Value Chain Analysis
The value chain is a systematic approach to examining the development of competitive advantage. It was created by M. E. Porter in his book, Competitive Advantage (1980). The chain consists of a series of activities that create and build value. They culminate in the total value delivered by an organisation.
The 'margin' depicted in the diagram is the same as added value. The organisation is split into 'primary activities' and 'support activities.' Also see value curve.
Here goods are received from a company's suppliers. They are stored until they are needed on the production/assembly line. Goods are moved around the organisation.
This is where goods are manufactured or assembled. Individual operations could include room service in an hotel, packing of books/videos/games by an online retailer, or the final tune for a new car's engine.
The goods are now finished, and they need to be sent along the supply chain to wholesalers, retailers or the final consumer.
Marketing and Sales.

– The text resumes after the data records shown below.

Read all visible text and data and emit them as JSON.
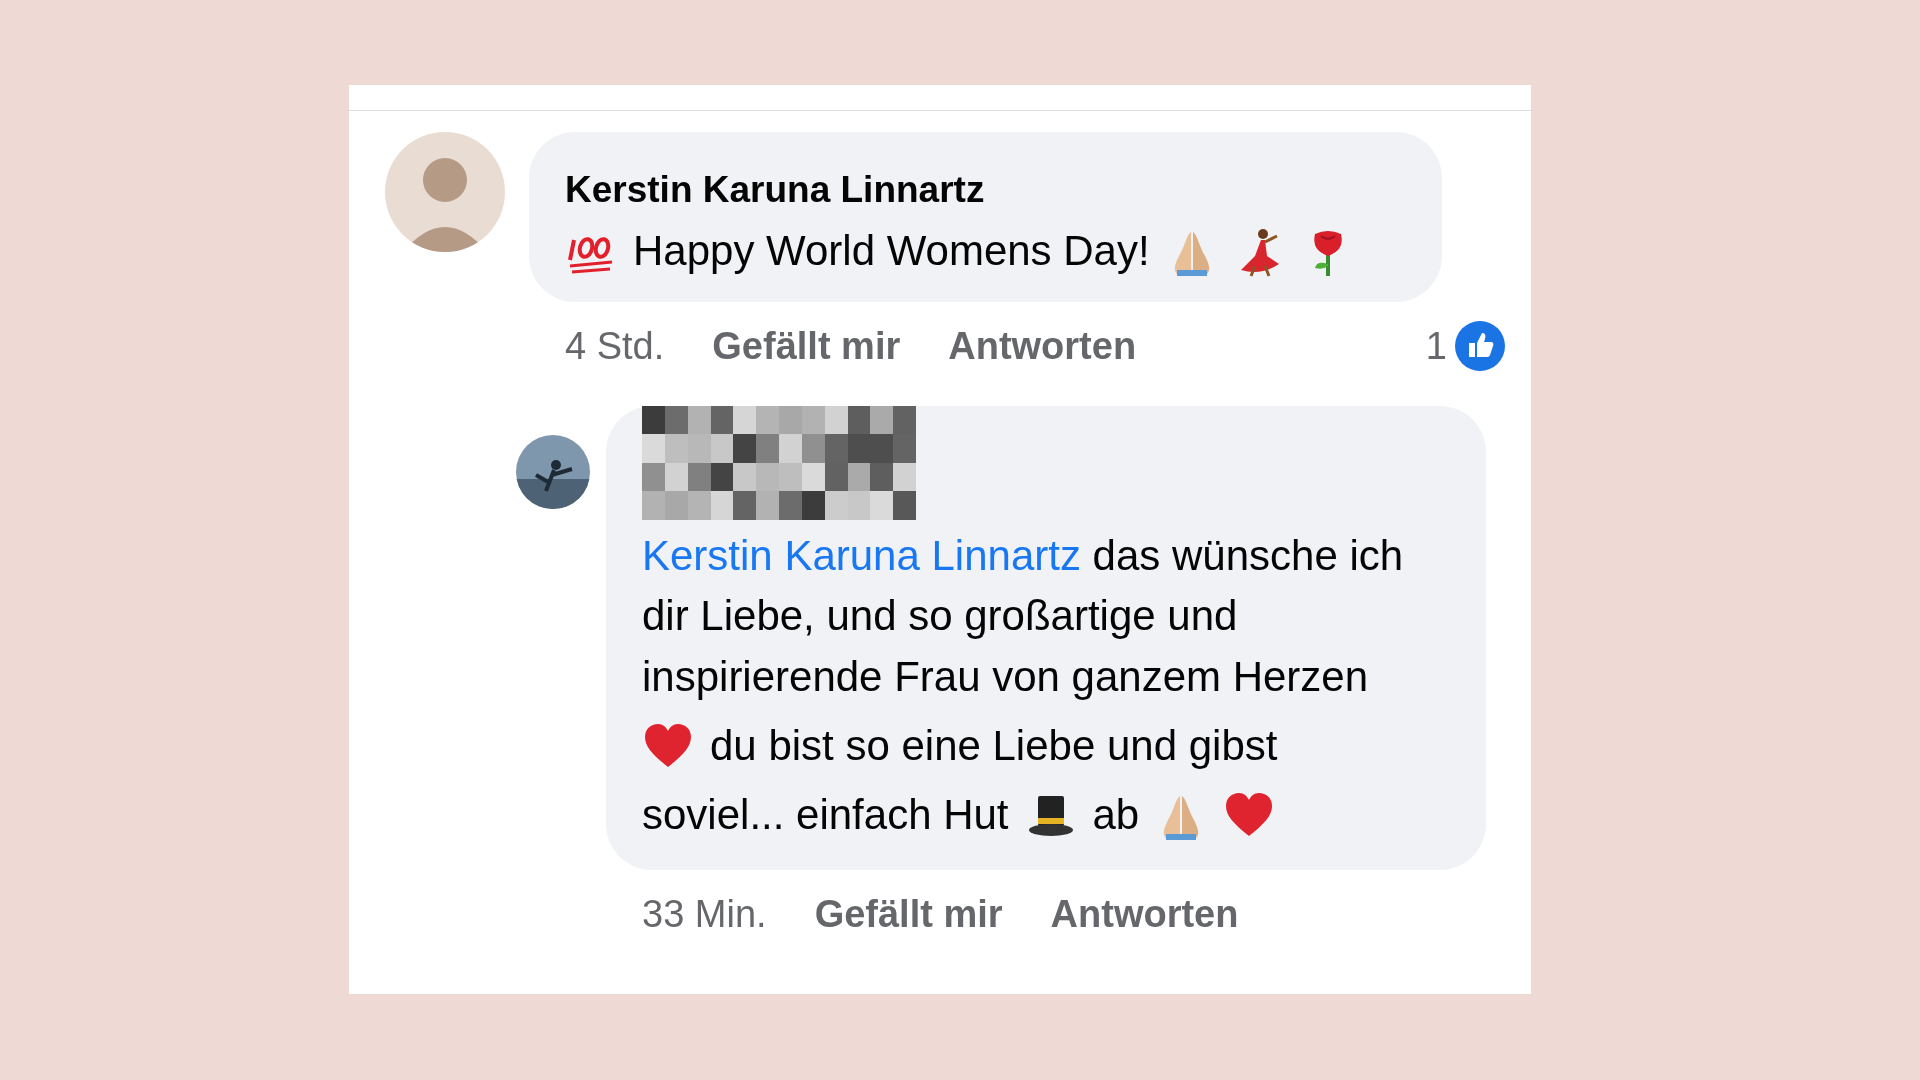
{
  "comments": [
    {
      "author": "Kerstin Karuna Linnartz",
      "segments": [
        {
          "kind": "hundred"
        },
        {
          "kind": "text",
          "text": "Happy World Womens Day!"
        },
        {
          "kind": "praying-hands"
        },
        {
          "kind": "dancer"
        },
        {
          "kind": "rose"
        }
      ],
      "time": "4 Std.",
      "actions": [
        "Gefällt mir",
        "Antworten"
      ],
      "reaction_count": "1",
      "replies": [
        {
          "lines": [
            [
              {
                "kind": "mention",
                "text": "Kerstin Karuna Linnartz"
              },
              {
                "kind": "text",
                "text": "das wünsche ich dir Liebe, und so großartige und inspirierende Frau von ganzem Herzen"
              }
            ],
            [
              {
                "kind": "heart"
              },
              {
                "kind": "text",
                "text": "du bist so eine Liebe und gibst"
              }
            ],
            [
              {
                "kind": "text",
                "text": "soviel... einfach Hut"
              },
              {
                "kind": "top-hat"
              },
              {
                "kind": "text",
                "text": "ab"
              },
              {
                "kind": "praying-hands"
              },
              {
                "kind": "heart"
              }
            ]
          ],
          "time": "33 Min.",
          "actions": [
            "Gefällt mir",
            "Antworten"
          ]
        }
      ]
    }
  ]
}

In true customer orientated fashion, at this stage the organisation prepares the offering to meet the needs of targeted customers. This area focuses strongly upon marketing communications and the promotions mix.
This includes all areas of service such as installation, after-sales service, complaints handling, training and so on.
This function is responsible for all purchasing of goods, services and materials. The aim is to secure the lowest possible price for purchases of the highest possible quality. They will be responsible for outsourcing (components or operations that would normally be done in-house are done by other organisations), and ePurchasing (using IT and web-based technologies to achieve procurement aims).
Technology is an important source of competitive advantage. Companies need to innovate to reduce costs and to protect and sustain competitive advantage. This could include production technology, Internet marketing activities, lean manufacturing, Customer Relationship Management (CRM), and many other technological developments.
Human Resource Management (HRM).
Employees are an expensive and vital resource. An organisation would manage recruitment and s election, training and development, and rewards and remuneration. The mission and objectives of the organisation would be driving force behind the HRM strategy.
This activity includes and is driven by corporate or strategic planning. It includes the Management Information System (MIS), and other mechanisms for planning and control such as the accounting department.